In recent weeks, Pres­id­ents Otto Perez Molina of Guatem­ala, Juan Manuel San­tos of Colom­bia, Laura Chinchilla of Costa Rica and Felipe Cal­der­on of Mex­ico have added their voices to the call for a ser­i­ous con­ver­sa­tion on altern­at­ives to drug pro­hib­i­tion, caus­ing U.S. Vice Pres­id­ent Joe Biden to travel to Lat­in Amer­ica this week in an unsuc­cess­ful attempt to quash the debate.

GierachFormer Chica­go drug pro­sec­utor James Gier­ach, recently a fea­tured speak­er at a con­fer­ence in Mex­ico City last month atten­ded by the first lady of Mex­ico and the former pres­id­ents of Colom­bia and Brazil, says, “The unend­ing cycle of car­tel viol­ence caused by the pro­hib­i­tion mar­ket has turned a steady trickle of former elec­ted offi­cials cri­ti­ciz­ing pro­hib­i­tion into a flood of sit­ting pres­id­ents, busi­ness lead­ers and law enforce­ment offi­cials call­ing for an out­right dis­cus­sion about leg­al­iz­a­tion. It’s time for the U.S. and the U.N. to acknow­ledge that leg­al con­trol, rather than crim­in­al­iz­a­tion, is a much bet­ter way to man­age our drug prob­lems. The world can have either drug pro­hib­i­tion, viol­ence and cor­rup­tion or it can have con­trolled drug leg­al­iz­a­tion with safe streets and mor­al fab­ric, but it can’t have both.”

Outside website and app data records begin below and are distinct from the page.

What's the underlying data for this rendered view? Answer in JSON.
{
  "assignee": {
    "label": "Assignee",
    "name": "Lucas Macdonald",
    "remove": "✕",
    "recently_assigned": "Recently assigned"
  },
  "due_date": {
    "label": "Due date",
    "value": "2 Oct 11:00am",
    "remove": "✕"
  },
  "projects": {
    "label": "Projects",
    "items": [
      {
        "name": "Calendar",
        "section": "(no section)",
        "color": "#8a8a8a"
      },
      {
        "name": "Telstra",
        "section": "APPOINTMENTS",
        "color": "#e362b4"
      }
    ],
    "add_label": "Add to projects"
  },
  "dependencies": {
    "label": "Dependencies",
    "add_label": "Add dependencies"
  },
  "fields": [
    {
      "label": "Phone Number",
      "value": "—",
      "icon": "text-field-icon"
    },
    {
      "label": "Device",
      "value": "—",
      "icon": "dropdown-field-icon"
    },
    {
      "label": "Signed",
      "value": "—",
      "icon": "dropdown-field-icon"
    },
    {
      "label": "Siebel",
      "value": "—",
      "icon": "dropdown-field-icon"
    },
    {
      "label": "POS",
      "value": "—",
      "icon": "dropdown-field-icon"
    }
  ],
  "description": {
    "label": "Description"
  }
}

The UN meet­ing in Vienna is an annu­al oppor­tun­ity for nations around the world to re-eval­u­ate drug con­trol strategies and treat­ies. More inform­a­tion about the meet­ing is here

In recent years, coun­tries like Por­tugal and Mex­ico have made moves to sig­ni­fic­antly trans­form crim­in­al­iz­a­tion-focused drug policies into health approaches by fully decrim­in­al­iz­ing pos­ses­sion of small amounts of all drugs. Still, no coun­try has yet to leg­al­ize and reg­u­late the sale of any of these drugs. Doing so, the pro-leg­al­iz­a­tion law enfor­cers point out, would be the only way to pre­vent viol­ent transna­tion­al crim­in­al organ­iz­a­tions from profit­ing in the drug trade.

Maria.KaramAlso attend­ing the con­fer­ence on behalf of LEAP will be former Brazili­an judge Maria Lucia Karam and former UK MI5 intel­li­gence officer Annie Machon.

Law Enforce­ment Against Pro­hib­i­tion (LEAP) rep­res­ents police, pro­sec­utors, judges, FBI/DEA agents and oth­ers who sup­port leg­al­iz­a­tion after fight­ing on the front lines of the “war on drugs” and learn­ing firsthand that pro­hib­i­tion only serves to worsen addic­tion and viol­ence. More info can be found here.

CONTACT:

Tom Angell: 001 202 557‑4979 or media@leap.cc

Shaleen Title: 001 617 955‑9638 or speakers@leap.cc